Drivers who use marijuana are significantly less likely to crash than drivers who use alcohol, according to a new federal report.
In fact, after adjusting for age, gender, race, and alcohol use, stoned drivers are no more likely to crash than drivers who had not used any intoxicating substances, reported the Washington Post.
The National Highway Traffic Safety Administration study found no statistically significant change in the risk of a crash associated with marijuana use, although drivers with a blood-alcohol content of 0.05 or above were at least seven times more likely to be involved in a wreck.
“At the current time, specific (marijuana) concentration levels cannot be reliably equated with a specific degree of driver impairment,” the NHTSA study found.
The researchers pointed out that drugs are absorbed by the body in different ways, so it’s difficult to measure a specific level of impairment in the same way that blood-alcohol levels can be detected.
“Most psychoactive drugs are chemically complex molecules, whose absorption, action, and elimination from the body are difficult to predict,” the researchers said. “Considerable differences exist between individuals with regard to the rates with which these processes occur.

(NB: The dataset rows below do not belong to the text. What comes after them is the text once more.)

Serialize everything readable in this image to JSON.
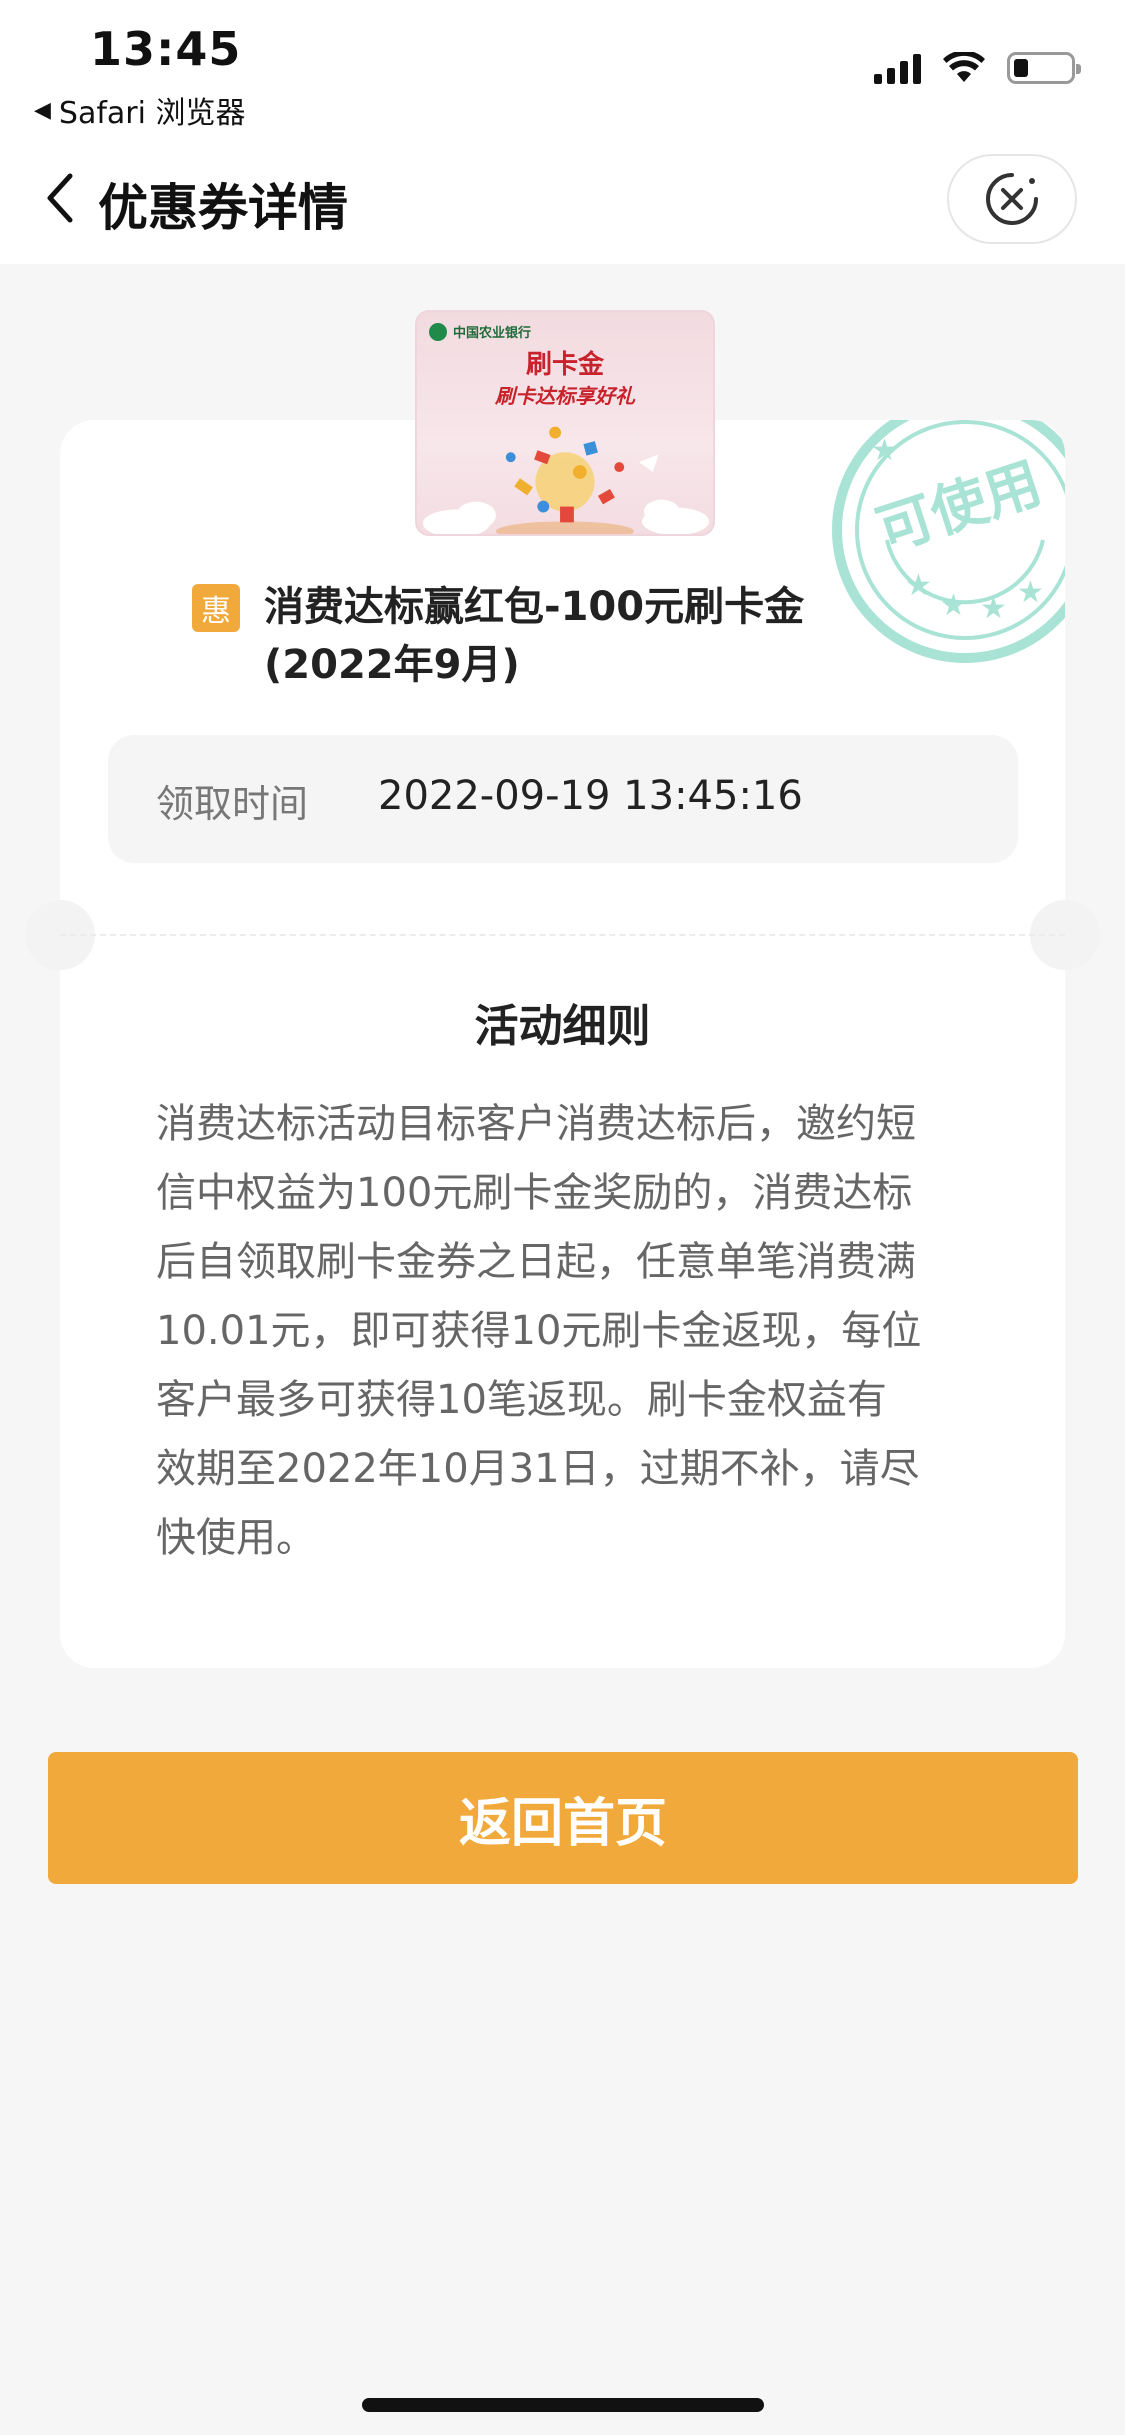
{
  "status_bar": {
    "time": "13:45",
    "back_app": "Safari 浏览器",
    "battery_level": 0.25
  },
  "nav": {
    "title": "优惠券详情"
  },
  "coupon": {
    "image": {
      "bank_name": "中国农业银行",
      "title": "刷卡金",
      "subtitle": "刷卡达标享好礼"
    },
    "stamp_text": "可使用",
    "badge": "惠",
    "title_line1": "消费达标赢红包-100元刷卡金",
    "title_line2": "(2022年9月)",
    "claim_label": "领取时间",
    "claim_time": "2022-09-19 13:45:16"
  },
  "rules": {
    "heading": "活动细则",
    "lines": [
      "消费达标活动目标客户消费达标后，邀约短",
      "信中权益为100元刷卡金奖励的，消费达标",
      "后自领取刷卡金券之日起，任意单笔消费满",
      "10.01元，即可获得10元刷卡金返现，每位",
      "客户最多可获得10笔返现。刷卡金权益有",
      "效期至2022年10月31日，过期不补，请尽",
      "快使用。"
    ]
  },
  "actions": {
    "home_label": "返回首页"
  },
  "colors": {
    "accent": "#f1a93b",
    "stamp": "#7fd6c2",
    "bank_green": "#1f8a4a"
  }
}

Alcohol, in comparison, is more predictable.”
THC, the psychoactive component in marijuana, can be detected in heavy users of the drug for days or even weeks after use, and long after it would cause impairment.
Several states — including Colorado, where recreational pot use is legal – have passed laws to define driving-related impairment levels for marijuana.
But the blood THC threshold of 0.5 nanograms per milliliter, which is the level set by Colorado, is essentially meaningless in relation to driving impairment.